In the LABORATORY (or for Forensic Architecture, the STUDIO) – aesthetic practices such as film, photography, and modelling are employed to collate image and data, validate facts, assemble cases and compose narratives. Here aesthetic functions are entangled with probative ones, and also facilitate them.

In the FORUM, aesthetics is manifested in the way a case is publically presented. The presentation of an investigation’s findings can involve different techniques and technologies of demonstration, rhetoric, and persuasion: forms of image display, projection and enhancement are used widely in courts and inquiries; and elements of performance are often involved, through gesture, narrativisation and dramatization.

Forensic practitioners are keenly aware of the paradox inherent in the aesthetic dimension of their discipline: they know how essential aesthetics is to the investigative, interpretative and presentational labour necessary to ascertain and assert the most simple of facts; but likewise, how important it is to refer to the truth as something much more obvious and given.

Images produced by Richard Helmer superimposing a portrait of Josef Mengele with images of his skull, Medico Legal Institute Labs, São Paulo, Brazil, June 1985. Image courtesy of Maja Helmer. The concept of Forensic Aesthetics draws on research conducted with Thomas Keenan.
In 1984, human remains claimed to be that of Josef Mengele, the ‘executioner of Auschwitz’, were discovered in the suburbs of São Paulo. The best forensic experts worldwide, appointed to examine and identify them, went through a systematic reconstruction of the events of Mengele’s life as physically recorded in the form and texture of his bones. Richard Helmer, a German pathologist and photographer, developed the videographic technique of ‘face-skull superimposition’, in which a video image of a portrait photograph is placed over a video image of a skull in order to determine whether the two represent the same individual. As such, an image produced as part of the scientific process became effective beyond the protocols of both science and the law, in the visual realm of presentation and persuasion.

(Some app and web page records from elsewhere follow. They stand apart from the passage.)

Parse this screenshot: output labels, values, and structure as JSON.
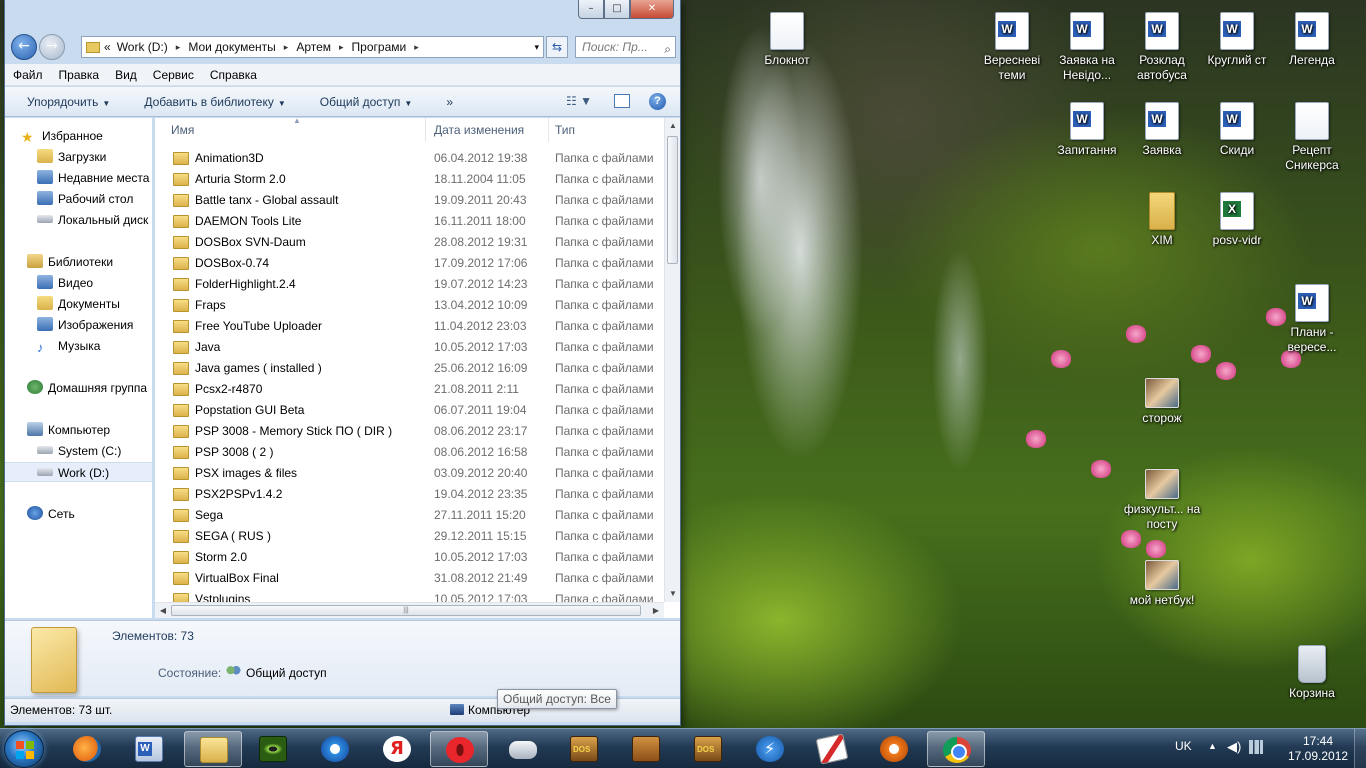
{
  "window": {
    "controls": [
      "–",
      "□",
      "✕"
    ],
    "address": {
      "prefix": "«",
      "segments": [
        "Work (D:)",
        "Мои документы",
        "Артем",
        "Програми"
      ],
      "separator": "▸",
      "dropdown": "▾"
    },
    "search_placeholder": "Поиск: Пр...",
    "menu": [
      "Файл",
      "Правка",
      "Вид",
      "Сервис",
      "Справка"
    ],
    "toolbar": {
      "organize": "Упорядочить",
      "add_to_library": "Добавить в библиотеку",
      "share": "Общий доступ",
      "more": "»",
      "help": "?"
    },
    "nav": {
      "favorites": "Избранное",
      "downloads": "Загрузки",
      "recent": "Недавние места",
      "desktop": "Рабочий стол",
      "local_disk": "Локальный диск",
      "libraries": "Библиотеки",
      "video": "Видео",
      "documents": "Документы",
      "images": "Изображения",
      "music": "Музыка",
      "homegroup": "Домашняя группа",
      "computer": "Компьютер",
      "system_c": "System (C:)",
      "work_d": "Work (D:)",
      "network": "Сеть"
    },
    "columns": {
      "name": "Имя",
      "date": "Дата изменения",
      "type": "Тип"
    },
    "files": [
      {
        "name": "Animation3D",
        "date": "06.04.2012 19:38",
        "type": "Папка с файлами"
      },
      {
        "name": "Arturia Storm 2.0",
        "date": "18.11.2004 11:05",
        "type": "Папка с файлами"
      },
      {
        "name": "Battle tanx  - Global assault",
        "date": "19.09.2011 20:43",
        "type": "Папка с файлами"
      },
      {
        "name": "DAEMON Tools Lite",
        "date": "16.11.2011 18:00",
        "type": "Папка с файлами"
      },
      {
        "name": "DOSBox SVN-Daum",
        "date": "28.08.2012 19:31",
        "type": "Папка с файлами"
      },
      {
        "name": "DOSBox-0.74",
        "date": "17.09.2012 17:06",
        "type": "Папка с файлами"
      },
      {
        "name": "FolderHighlight.2.4",
        "date": "19.07.2012 14:23",
        "type": "Папка с файлами"
      },
      {
        "name": "Fraps",
        "date": "13.04.2012 10:09",
        "type": "Папка с файлами"
      },
      {
        "name": "Free YouTube Uploader",
        "date": "11.04.2012 23:03",
        "type": "Папка с файлами"
      },
      {
        "name": "Java",
        "date": "10.05.2012 17:03",
        "type": "Папка с файлами"
      },
      {
        "name": "Java games ( installed )",
        "date": "25.06.2012 16:09",
        "type": "Папка с файлами"
      },
      {
        "name": "Pcsx2-r4870",
        "date": "21.08.2011 2:11",
        "type": "Папка с файлами"
      },
      {
        "name": "Popstation GUI Beta",
        "date": "06.07.2011 19:04",
        "type": "Папка с файлами"
      },
      {
        "name": "PSP 3008 - Memory Stick ПО ( DIR )",
        "date": "08.06.2012 23:17",
        "type": "Папка с файлами"
      },
      {
        "name": "PSP 3008 ( 2 )",
        "date": "08.06.2012 16:58",
        "type": "Папка с файлами"
      },
      {
        "name": "PSX images & files",
        "date": "03.09.2012 20:40",
        "type": "Папка с файлами"
      },
      {
        "name": "PSX2PSPv1.4.2",
        "date": "19.04.2012 23:35",
        "type": "Папка с файлами"
      },
      {
        "name": "Sega",
        "date": "27.11.2011 15:20",
        "type": "Папка с файлами"
      },
      {
        "name": "SEGA ( RUS )",
        "date": "29.12.2011 15:15",
        "type": "Папка с файлами"
      },
      {
        "name": "Storm 2.0",
        "date": "10.05.2012 17:03",
        "type": "Папка с файлами"
      },
      {
        "name": "VirtualBox Final",
        "date": "31.08.2012 21:49",
        "type": "Папка с файлами"
      },
      {
        "name": "Vstplugins",
        "date": "10.05.2012 17:03",
        "type": "Папка с файлами"
      }
    ],
    "details": {
      "count": "Элементов: 73",
      "state_label": "Состояние:",
      "state_value": "Общий доступ"
    },
    "tooltip": "Общий доступ: Все",
    "status": {
      "left": "Элементов: 73 шт.",
      "right": "Компьютер"
    }
  },
  "desktop_icons": [
    {
      "label": "Блокнот",
      "kind": "txt"
    },
    {
      "label": "Вересневі теми",
      "kind": "word"
    },
    {
      "label": "Заявка на Невідо...",
      "kind": "word"
    },
    {
      "label": "Розклад автобуса",
      "kind": "word"
    },
    {
      "label": "Круглий ст",
      "kind": "word"
    },
    {
      "label": "Легенда",
      "kind": "word"
    },
    {
      "label": "Запитання",
      "kind": "word"
    },
    {
      "label": "Заявка",
      "kind": "word"
    },
    {
      "label": "Скиди",
      "kind": "word"
    },
    {
      "label": "Рецепт Сникерса",
      "kind": "txt"
    },
    {
      "label": "XIM",
      "kind": "folder"
    },
    {
      "label": "posv-vidr",
      "kind": "excel"
    },
    {
      "label": "Плани - вересе...",
      "kind": "word"
    },
    {
      "label": "сторож",
      "kind": "photo"
    },
    {
      "label": "физкульт... на посту",
      "kind": "photo"
    },
    {
      "label": "мой нетбук!",
      "kind": "photo"
    },
    {
      "label": "Корзина",
      "kind": "bin"
    }
  ],
  "taskbar": {
    "apps": [
      "windows-media-player-icon",
      "word-icon",
      "explorer-icon",
      "eye-app-icon",
      "internet-explorer-icon",
      "yandex-icon",
      "opera-icon",
      "gamepad-icon",
      "dosbox-icon",
      "dosbox-icon",
      "dosbox-icon",
      "bolt-app-icon",
      "cards-icon",
      "avast-icon",
      "chrome-icon"
    ],
    "tray": {
      "language": "UK",
      "time": "17:44",
      "date": "17.09.2012"
    }
  }
}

Clyde Snow presents a slide of the skull of Liliana Pereyra, in the 1985 trial of members of the Argentine junta for crimes committed in the ‘dirty war’ (1976–1983).
Clyde Snow was one of the pioneers of the application of forensic anthropology to investigate state crimes. He participated in the exhumation of the remains of Josef Mengele in 1985. Snow later trained the team that conducted the exhumations of the ‘disappeared’ in Argentina – the Argentine Forensic Anthropology Team (EAAF) – the first forensic anthropology team working in the context of human rights. Snow referred to his work as ‘osteo-biography’, saying that the skeleton contains ‘a brief but very useful and informative biography of an individual … if you know how to read it’. Blurring the boundary between object and subject, he sometimes spoke of and to bones in a Hamletlike manner, posing questions to them but most often simply speaking on their behalf, or ‘telling their stories’.

Top images courtesy Ma’an News Agency. Bottom image courtesy Gagi Dagon.
Cracks in buildings can be read as SENSORS. They are material events that emerge as the result of force contradictions, progressing slowly or at speed along paths of least resistance. In 2008, cracks started to appear in homes, public buildings, and streets in Silwan, a Palestinian neighbourhood located next to the Old City of Jerusalem. Shortly beforehand, a Jewish settler association started an illegal excavation through parts of an Iron Age site it believed to be the biblical ‘City of David’. Documentation of the cracks was presented in court as evidence of the illegal excavation, but the court rejected the residents’ petition to stop it.